### [About this exercise]
Write out each record a second time, exactly.

(Material for the task)

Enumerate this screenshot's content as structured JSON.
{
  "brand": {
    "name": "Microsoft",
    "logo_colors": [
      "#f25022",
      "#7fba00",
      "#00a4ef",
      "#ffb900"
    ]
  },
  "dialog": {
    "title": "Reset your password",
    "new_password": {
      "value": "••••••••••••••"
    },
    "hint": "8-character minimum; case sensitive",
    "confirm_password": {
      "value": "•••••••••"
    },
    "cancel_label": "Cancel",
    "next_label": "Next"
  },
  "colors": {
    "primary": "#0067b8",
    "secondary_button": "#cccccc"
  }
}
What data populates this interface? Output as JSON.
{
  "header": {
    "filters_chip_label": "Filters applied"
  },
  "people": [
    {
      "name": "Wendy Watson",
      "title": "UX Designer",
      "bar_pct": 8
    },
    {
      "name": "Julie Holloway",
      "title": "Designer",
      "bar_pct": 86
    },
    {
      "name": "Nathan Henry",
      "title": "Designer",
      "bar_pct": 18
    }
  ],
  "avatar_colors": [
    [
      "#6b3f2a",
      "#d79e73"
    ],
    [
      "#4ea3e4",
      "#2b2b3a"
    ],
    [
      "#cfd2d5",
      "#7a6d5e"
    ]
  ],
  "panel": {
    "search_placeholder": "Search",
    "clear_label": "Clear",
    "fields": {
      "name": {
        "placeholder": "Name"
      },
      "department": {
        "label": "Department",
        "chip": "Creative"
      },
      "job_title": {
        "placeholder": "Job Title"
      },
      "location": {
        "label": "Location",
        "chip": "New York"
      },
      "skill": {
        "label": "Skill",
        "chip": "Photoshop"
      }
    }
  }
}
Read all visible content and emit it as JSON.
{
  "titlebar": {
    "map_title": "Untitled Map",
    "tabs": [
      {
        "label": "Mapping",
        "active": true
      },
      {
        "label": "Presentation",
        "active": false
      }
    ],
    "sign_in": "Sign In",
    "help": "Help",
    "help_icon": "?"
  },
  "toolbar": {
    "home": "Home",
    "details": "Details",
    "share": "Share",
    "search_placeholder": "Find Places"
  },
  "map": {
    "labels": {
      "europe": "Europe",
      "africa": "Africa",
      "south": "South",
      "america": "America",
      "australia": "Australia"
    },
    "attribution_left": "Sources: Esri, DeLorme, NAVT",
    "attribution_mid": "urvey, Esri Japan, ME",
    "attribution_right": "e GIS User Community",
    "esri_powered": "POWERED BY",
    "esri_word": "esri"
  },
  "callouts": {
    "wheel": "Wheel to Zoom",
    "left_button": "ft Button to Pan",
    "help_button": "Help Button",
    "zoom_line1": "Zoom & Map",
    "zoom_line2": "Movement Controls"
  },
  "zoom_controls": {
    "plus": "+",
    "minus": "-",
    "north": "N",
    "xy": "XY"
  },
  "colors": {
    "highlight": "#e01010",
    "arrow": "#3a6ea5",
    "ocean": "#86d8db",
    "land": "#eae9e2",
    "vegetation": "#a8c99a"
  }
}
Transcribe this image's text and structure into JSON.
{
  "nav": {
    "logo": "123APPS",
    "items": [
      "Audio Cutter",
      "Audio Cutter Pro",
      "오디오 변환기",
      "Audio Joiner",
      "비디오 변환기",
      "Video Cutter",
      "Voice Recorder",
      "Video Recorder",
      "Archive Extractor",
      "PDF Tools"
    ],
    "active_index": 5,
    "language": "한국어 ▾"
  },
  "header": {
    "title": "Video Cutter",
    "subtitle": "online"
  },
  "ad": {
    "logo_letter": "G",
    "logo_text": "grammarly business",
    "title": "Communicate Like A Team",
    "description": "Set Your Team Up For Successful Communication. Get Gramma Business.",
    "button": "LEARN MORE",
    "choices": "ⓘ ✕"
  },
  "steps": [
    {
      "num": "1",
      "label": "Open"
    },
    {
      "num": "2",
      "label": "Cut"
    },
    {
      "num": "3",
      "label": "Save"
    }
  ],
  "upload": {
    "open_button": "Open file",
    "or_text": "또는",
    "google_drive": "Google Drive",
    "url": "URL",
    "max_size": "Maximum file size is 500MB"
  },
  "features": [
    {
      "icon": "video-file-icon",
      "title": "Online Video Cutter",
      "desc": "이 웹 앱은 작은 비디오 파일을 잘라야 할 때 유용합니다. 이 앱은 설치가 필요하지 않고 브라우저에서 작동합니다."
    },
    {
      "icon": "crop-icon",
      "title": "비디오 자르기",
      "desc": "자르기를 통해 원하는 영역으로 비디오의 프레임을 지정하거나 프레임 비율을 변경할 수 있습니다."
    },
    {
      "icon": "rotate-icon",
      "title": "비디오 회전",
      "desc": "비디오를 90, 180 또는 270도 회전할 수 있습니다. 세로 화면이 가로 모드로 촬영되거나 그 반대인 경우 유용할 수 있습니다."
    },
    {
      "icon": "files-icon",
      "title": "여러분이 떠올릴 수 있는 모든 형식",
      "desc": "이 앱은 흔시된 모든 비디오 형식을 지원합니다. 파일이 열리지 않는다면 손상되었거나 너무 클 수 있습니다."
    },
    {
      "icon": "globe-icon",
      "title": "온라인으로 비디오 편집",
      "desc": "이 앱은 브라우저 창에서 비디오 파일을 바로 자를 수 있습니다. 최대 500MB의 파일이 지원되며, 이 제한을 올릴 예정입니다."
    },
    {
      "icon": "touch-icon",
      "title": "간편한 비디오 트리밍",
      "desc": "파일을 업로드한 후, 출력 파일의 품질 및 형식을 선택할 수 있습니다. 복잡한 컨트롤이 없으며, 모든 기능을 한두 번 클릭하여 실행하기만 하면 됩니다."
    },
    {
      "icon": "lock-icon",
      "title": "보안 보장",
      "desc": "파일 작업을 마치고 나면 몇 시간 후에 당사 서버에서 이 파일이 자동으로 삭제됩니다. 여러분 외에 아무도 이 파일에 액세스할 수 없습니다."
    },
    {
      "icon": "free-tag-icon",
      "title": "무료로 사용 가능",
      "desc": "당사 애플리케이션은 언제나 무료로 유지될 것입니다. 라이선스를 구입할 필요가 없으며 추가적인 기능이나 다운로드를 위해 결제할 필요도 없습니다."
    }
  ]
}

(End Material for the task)

### [Solution to this problem]
Enumerate this screenshot's content as structured JSON.
{
  "brand": {
    "name": "Microsoft",
    "logo_colors": [
      "#f25022",
      "#7fba00",
      "#00a4ef",
      "#ffb900"
    ]
  },
  "dialog": {
    "title": "Reset your password",
    "new_password": {
      "value": "••••••••••••••"
    },
    "hint": "8-character minimum; case sensitive",
    "confirm_password": {
      "value": "•••••••••"
    },
    "cancel_label": "Cancel",
    "next_label": "Next"
  },
  "colors": {
    "primary": "#0067b8",
    "secondary_button": "#cccccc"
  }
}
What data populates this interface? Output as JSON.
{
  "header": {
    "filters_chip_label": "Filters applied"
  },
  "people": [
    {
      "name": "Wendy Watson",
      "title": "UX Designer",
      "bar_pct": 8
    },
    {
      "name": "Julie Holloway",
      "title": "Designer",
      "bar_pct": 86
    },
    {
      "name": "Nathan Henry",
      "title": "Designer",
      "bar_pct": 18
    }
  ],
  "avatar_colors": [
    [
      "#6b3f2a",
      "#d79e73"
    ],
    [
      "#4ea3e4",
      "#2b2b3a"
    ],
    [
      "#cfd2d5",
      "#7a6d5e"
    ]
  ],
  "panel": {
    "search_placeholder": "Search",
    "clear_label": "Clear",
    "fields": {
      "name": {
        "placeholder": "Name"
      },
      "department": {
        "label": "Department",
        "chip": "Creative"
      },
      "job_title": {
        "placeholder": "Job Title"
      },
      "location": {
        "label": "Location",
        "chip": "New York"
      },
      "skill": {
        "label": "Skill",
        "chip": "Photoshop"
      }
    }
  }
}
Read all visible content and emit it as JSON.
{
  "titlebar": {
    "map_title": "Untitled Map",
    "tabs": [
      {
        "label": "Mapping",
        "active": true
      },
      {
        "label": "Presentation",
        "active": false
      }
    ],
    "sign_in": "Sign In",
    "help": "Help",
    "help_icon": "?"
  },
  "toolbar": {
    "home": "Home",
    "details": "Details",
    "share": "Share",
    "search_placeholder": "Find Places"
  },
  "map": {
    "labels": {
      "europe": "Europe",
      "africa": "Africa",
      "south": "South",
      "america": "America",
      "australia": "Australia"
    },
    "attribution_left": "Sources: Esri, DeLorme, NAVT",
    "attribution_mid": "urvey, Esri Japan, ME",
    "attribution_right": "e GIS User Community",
    "esri_powered": "POWERED BY",
    "esri_word": "esri"
  },
  "callouts": {
    "wheel": "Wheel to Zoom",
    "left_button": "ft Button to Pan",
    "help_button": "Help Button",
    "zoom_line1": "Zoom & Map",
    "zoom_line2": "Movement Controls"
  },
  "zoom_controls": {
    "plus": "+",
    "minus": "-",
    "north": "N",
    "xy": "XY"
  },
  "colors": {
    "highlight": "#e01010",
    "arrow": "#3a6ea5",
    "ocean": "#86d8db",
    "land": "#eae9e2",
    "vegetation": "#a8c99a"
  }
}
Transcribe this image's text and structure into JSON.
{
  "nav": {
    "logo": "123APPS",
    "items": [
      "Audio Cutter",
      "Audio Cutter Pro",
      "오디오 변환기",
      "Audio Joiner",
      "비디오 변환기",
      "Video Cutter",
      "Voice Recorder",
      "Video Recorder",
      "Archive Extractor",
      "PDF Tools"
    ],
    "active_index": 5,
    "language": "한국어 ▾"
  },
  "header": {
    "title": "Video Cutter",
    "subtitle": "online"
  },
  "ad": {
    "logo_letter": "G",
    "logo_text": "grammarly business",
    "title": "Communicate Like A Team",
    "description": "Set Your Team Up For Successful Communication. Get Gramma Business.",
    "button": "LEARN MORE",
    "choices": "ⓘ ✕"
  },
  "steps": [
    {
      "num": "1",
      "label": "Open"
    },
    {
      "num": "2",
      "label": "Cut"
    },
    {
      "num": "3",
      "label": "Save"
    }
  ],
  "upload": {
    "open_button": "Open file",
    "or_text": "또는",
    "google_drive": "Google Drive",
    "url": "URL",
    "max_size": "Maximum file size is 500MB"
  },
  "features": [
    {
      "icon": "video-file-icon",
      "title": "Online Video Cutter",
      "desc": "이 웹 앱은 작은 비디오 파일을 잘라야 할 때 유용합니다. 이 앱은 설치가 필요하지 않고 브라우저에서 작동합니다."
    },
    {
      "icon": "crop-icon",
      "title": "비디오 자르기",
      "desc": "자르기를 통해 원하는 영역으로 비디오의 프레임을 지정하거나 프레임 비율을 변경할 수 있습니다."
    },
    {
      "icon": "rotate-icon",
      "title": "비디오 회전",
      "desc": "비디오를 90, 180 또는 270도 회전할 수 있습니다. 세로 화면이 가로 모드로 촬영되거나 그 반대인 경우 유용할 수 있습니다."
    },
    {
      "icon": "files-icon",
      "title": "여러분이 떠올릴 수 있는 모든 형식",
      "desc": "이 앱은 흔시된 모든 비디오 형식을 지원합니다. 파일이 열리지 않는다면 손상되었거나 너무 클 수 있습니다."
    },
    {
      "icon": "globe-icon",
      "title": "온라인으로 비디오 편집",
      "desc": "이 앱은 브라우저 창에서 비디오 파일을 바로 자를 수 있습니다. 최대 500MB의 파일이 지원되며, 이 제한을 올릴 예정입니다."
    },
    {
      "icon": "touch-icon",
      "title": "간편한 비디오 트리밍",
      "desc": "파일을 업로드한 후, 출력 파일의 품질 및 형식을 선택할 수 있습니다. 복잡한 컨트롤이 없으며, 모든 기능을 한두 번 클릭하여 실행하기만 하면 됩니다."
    },
    {
      "icon": "lock-icon",
      "title": "보안 보장",
      "desc": "파일 작업을 마치고 나면 몇 시간 후에 당사 서버에서 이 파일이 자동으로 삭제됩니다. 여러분 외에 아무도 이 파일에 액세스할 수 없습니다."
    },
    {
      "icon": "free-tag-icon",
      "title": "무료로 사용 가능",
      "desc": "당사 애플리케이션은 언제나 무료로 유지될 것입니다. 라이선스를 구입할 필요가 없으며 추가적인 기능이나 다운로드를 위해 결제할 필요도 없습니다."
    }
  ]
}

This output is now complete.